--- TASK PROMPT ---
What you return should match the data word for word, minus the images.

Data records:
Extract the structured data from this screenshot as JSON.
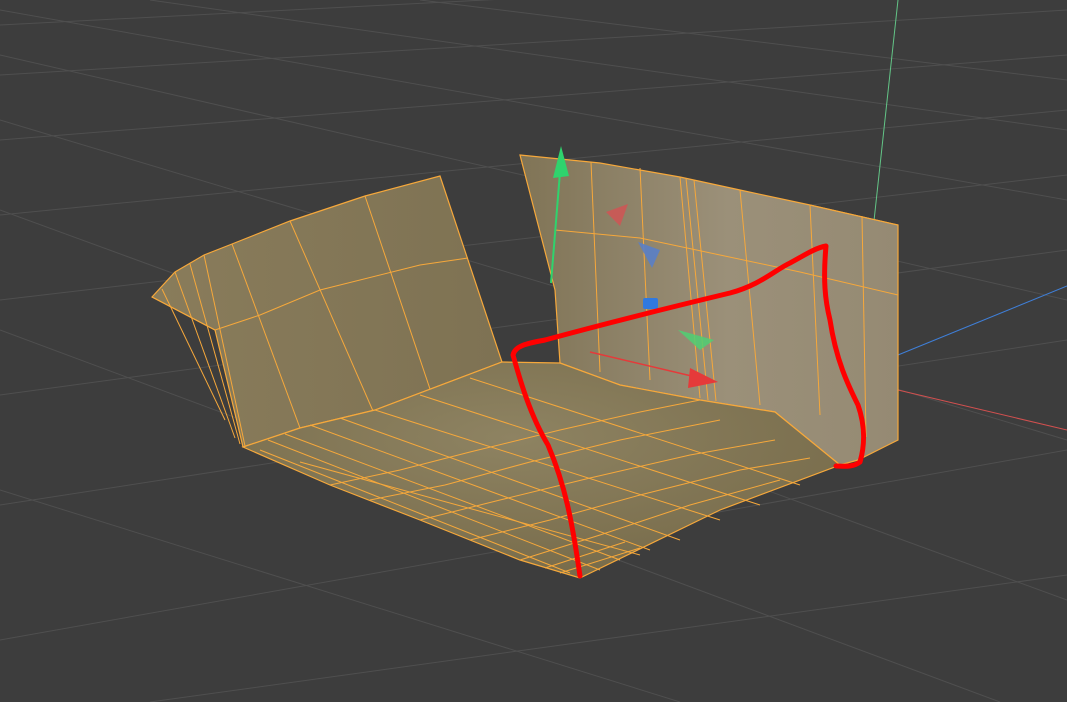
{
  "viewport": {
    "background_color": "#3d3d3d",
    "grid_color": "#4f4f4f",
    "axis_colors": {
      "x": "#d2504f",
      "y": "#63c587",
      "z": "#3f7fd8"
    }
  },
  "mesh": {
    "face_color": "#8a7d5b",
    "edge_color": "#f6a83b",
    "selected": true
  },
  "gizmo": {
    "x_arrow_color": "#e53a3a",
    "y_arrow_color": "#2fd36d",
    "z_handle_color": "#2f79e0",
    "plane_handles": [
      "xz-plane-handle",
      "yz-plane-handle",
      "xy-plane-handle"
    ]
  },
  "annotation": {
    "stroke_color": "#ff0000"
  }
}
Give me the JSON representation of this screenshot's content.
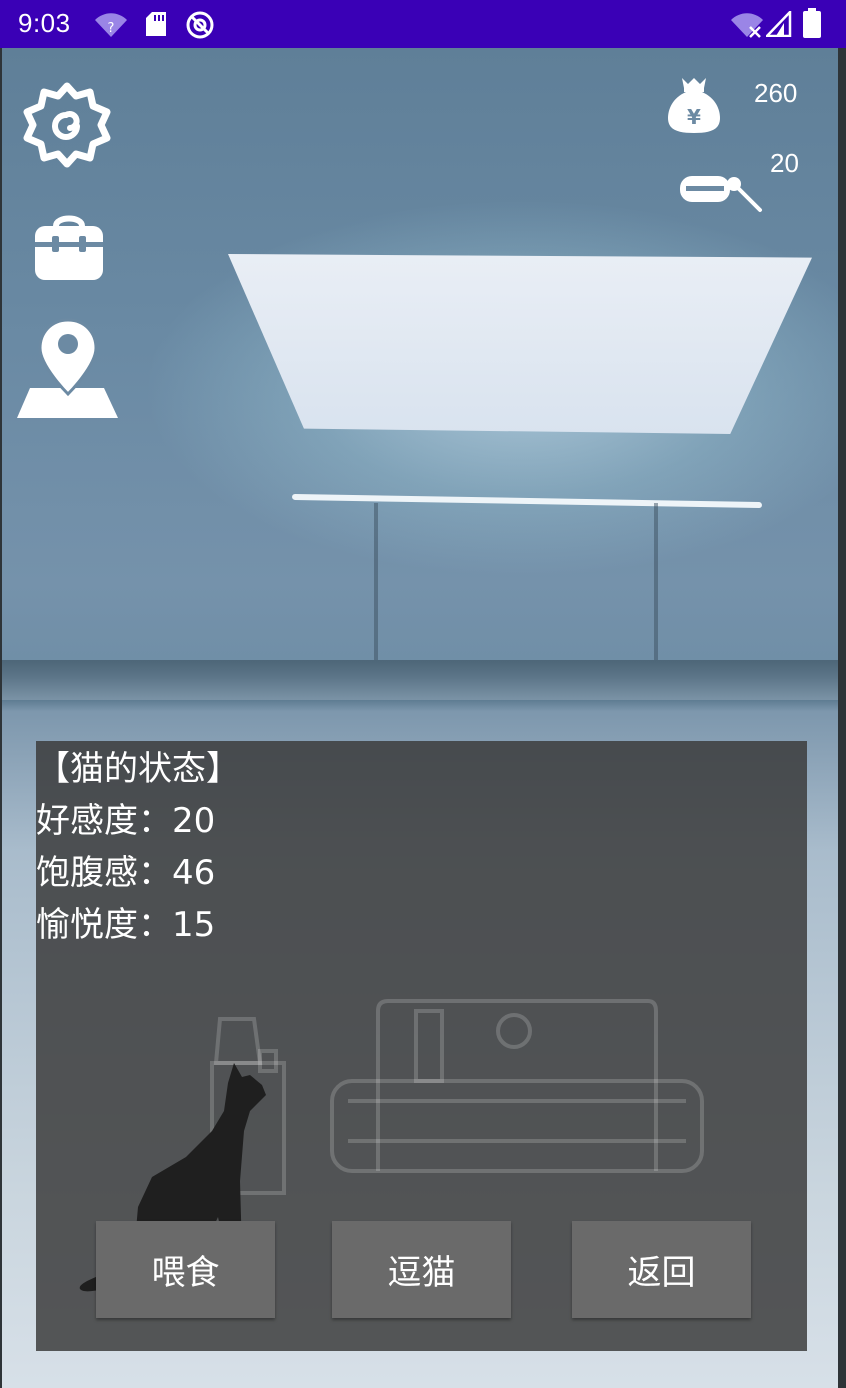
{
  "status_bar": {
    "time": "9:03",
    "left_icons": [
      "wifi-question-icon",
      "sd-card-icon",
      "no-sim-icon"
    ],
    "right_icons": [
      "wifi-off-icon",
      "signal-icon",
      "battery-icon"
    ],
    "wifi_unknown_mark": "?"
  },
  "toolbar": {
    "left_icons": [
      "gear-icon",
      "backpack-icon",
      "map-pin-icon"
    ],
    "money_icon": "money-bag-icon",
    "money_symbol": "¥",
    "money_value": "260",
    "toy_icon": "cat-toy-icon",
    "toy_value": "20"
  },
  "cat_status": {
    "title": "【猫的状态】",
    "rows": [
      {
        "label": "好感度：",
        "value": "20"
      },
      {
        "label": "饱腹感：",
        "value": "46"
      },
      {
        "label": "愉悦度：",
        "value": "15"
      }
    ]
  },
  "actions": {
    "feed_label": "喂食",
    "play_label": "逗猫",
    "back_label": "返回"
  },
  "colors": {
    "status_bar": "#3a00b6",
    "panel": "#3a3a3a",
    "button": "#6a6a6a"
  }
}
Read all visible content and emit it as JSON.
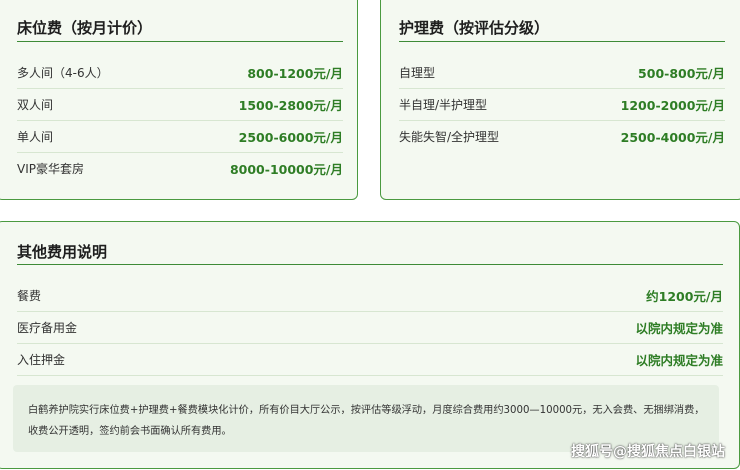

--- ANSWER SPACE ---
Extract the structured data from this screenshot as JSON.
{
  "viewport": {
    "background_color": "#3d3d3d",
    "grid_color": "#4f4f4f",
    "axis_colors": {
      "x": "#d2504f",
      "y": "#63c587",
      "z": "#3f7fd8"
    }
  },
  "mesh": {
    "face_color": "#8a7d5b",
    "edge_color": "#f6a83b",
    "selected": true
  },
  "gizmo": {
    "x_arrow_color": "#e53a3a",
    "y_arrow_color": "#2fd36d",
    "z_handle_color": "#2f79e0",
    "plane_handles": [
      "xz-plane-handle",
      "yz-plane-handle",
      "xy-plane-handle"
    ]
  },
  "annotation": {
    "stroke_color": "#ff0000"
  }
}
Give me the JSON representation of this screenshot's content.
{
  "status_bar": {
    "time": "9:03",
    "left_icons": [
      "wifi-question-icon",
      "sd-card-icon",
      "no-sim-icon"
    ],
    "right_icons": [
      "wifi-off-icon",
      "signal-icon",
      "battery-icon"
    ],
    "wifi_unknown_mark": "?"
  },
  "toolbar": {
    "left_icons": [
      "gear-icon",
      "backpack-icon",
      "map-pin-icon"
    ],
    "money_icon": "money-bag-icon",
    "money_symbol": "¥",
    "money_value": "260",
    "toy_icon": "cat-toy-icon",
    "toy_value": "20"
  },
  "cat_status": {
    "title": "【猫的状态】",
    "rows": [
      {
        "label": "好感度：",
        "value": "20"
      },
      {
        "label": "饱腹感：",
        "value": "46"
      },
      {
        "label": "愉悦度：",
        "value": "15"
      }
    ]
  },
  "actions": {
    "feed_label": "喂食",
    "play_label": "逗猫",
    "back_label": "返回"
  },
  "colors": {
    "status_bar": "#3a00b6",
    "panel": "#3a3a3a",
    "button": "#6a6a6a"
  }
}
Read all visible content and emit it as JSON.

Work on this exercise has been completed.